& Missionary Alliance in Canada.
Eight years ago she felt compelled to
launch a hospice ministry. In a country
with poor publicly funded health care and
poverty-level pensions, a terminal illness
can devastate a family. “The needs are so
great,” says Kuranji. “Dying can become a
very lonely, lonely place.”
Each day she visits from four to five
families, offering friendship, sharing
spiritual hope, and addressing practical
needs. “Some people need wheelchairs or
crutches. Some need diapers or medicine
or hygiene items.” Funded entirely by indi-
viduals who have heard about her efforts
and believe in what she is doing, Kuranji’s
hospice ministry has cared for 2,000 dying
people and their families to date.
Whether here in Canada or around the
globe, in hospitals and hospices, long-term
care facilities and private homes, Canadian
Christian nurses and doctors, orderlies and
housekeepers, pastors and parishioners, social workers and psychologists, friends and
family members who are motivated by their
faith in Christ bring comfort to the dying.
Why? Perhaps it’s because believers
hold the conviction that this life is not our
own. As God’s gift we acknowledge life
is sacred, so sacred that even waning life
has value and ought to be honoured and
protected. That does not mean it must be
artificially prolonged. But neither should it
be artificially hastened.
i’ll forever be grateful for the privilege of
helping to care for my father during his
last days. As his life ebbed, he continued
love for his family,
and to receive the
love we offered
through our care.
That exchange of
love was a final,
precious and intimate gift.
And when he
died, we found solace knowing that
we would see him
again, and that we
had eased his final
journey. In blessing
my father, we had been blessed.
I learned recently that the blessing extended beyond our family. When I spoke
to Dr. Mielke for the first time since my
father died, she shared that that day remains etched on her memory too. “And

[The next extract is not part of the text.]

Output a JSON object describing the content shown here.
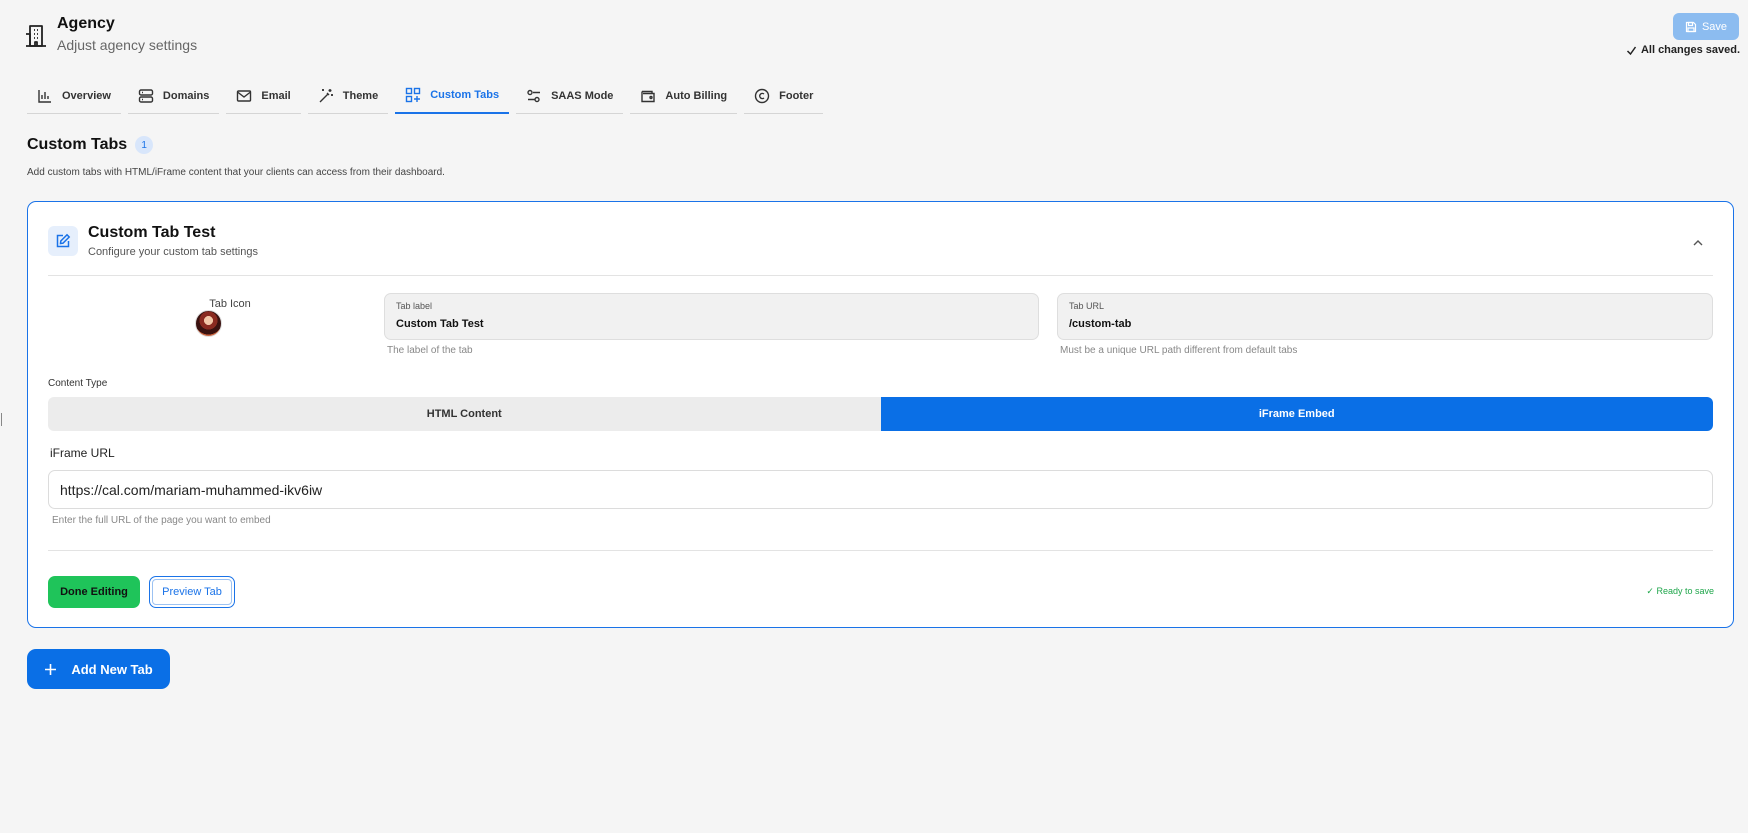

that’s not the norm for me,” she said.
“That afternoon … it was a busy day.
It was one of those days that you’re fully
booked, and you have no time, and the
waiting room is full, and you’re just hoping
you can get home for dinner,” she recalled.
“In the middle of that, there’s a call that
someone has passed away, and of course
you have to go and pronounce them. At
that point, you stop and think, OK, how
am I going to manage the rest of my day?
“My staff is good about rebooking
things,” she said, “but what they can’t
manage is [the turmoil that’s] happening
inside of me.”
Arriving at my parents’ home, she described being struck by the contrast between her own thoughts and the scene that
greeted her. “You were all so relaxed,” she
said. “You were sitting around. You were
thankful. There was a sense of rightness.
There was a sense of gratitude. There was
a sense of ‘this is ok,’ rather than anger
or fear, which is what we see a lot of the
time.” At this, Dr. Mielke paused, remembering.
Then she added softly, “That honestly
ministered to me.”
Sometimes, it seems, God can use min-
istry to the dying to minister to the living
as well. FT
pa Tricia paDDEY is a senior writer
for Faith Today
“a designation of
‘palliative’ opens the
doors for more care,”
says Dr. cornelia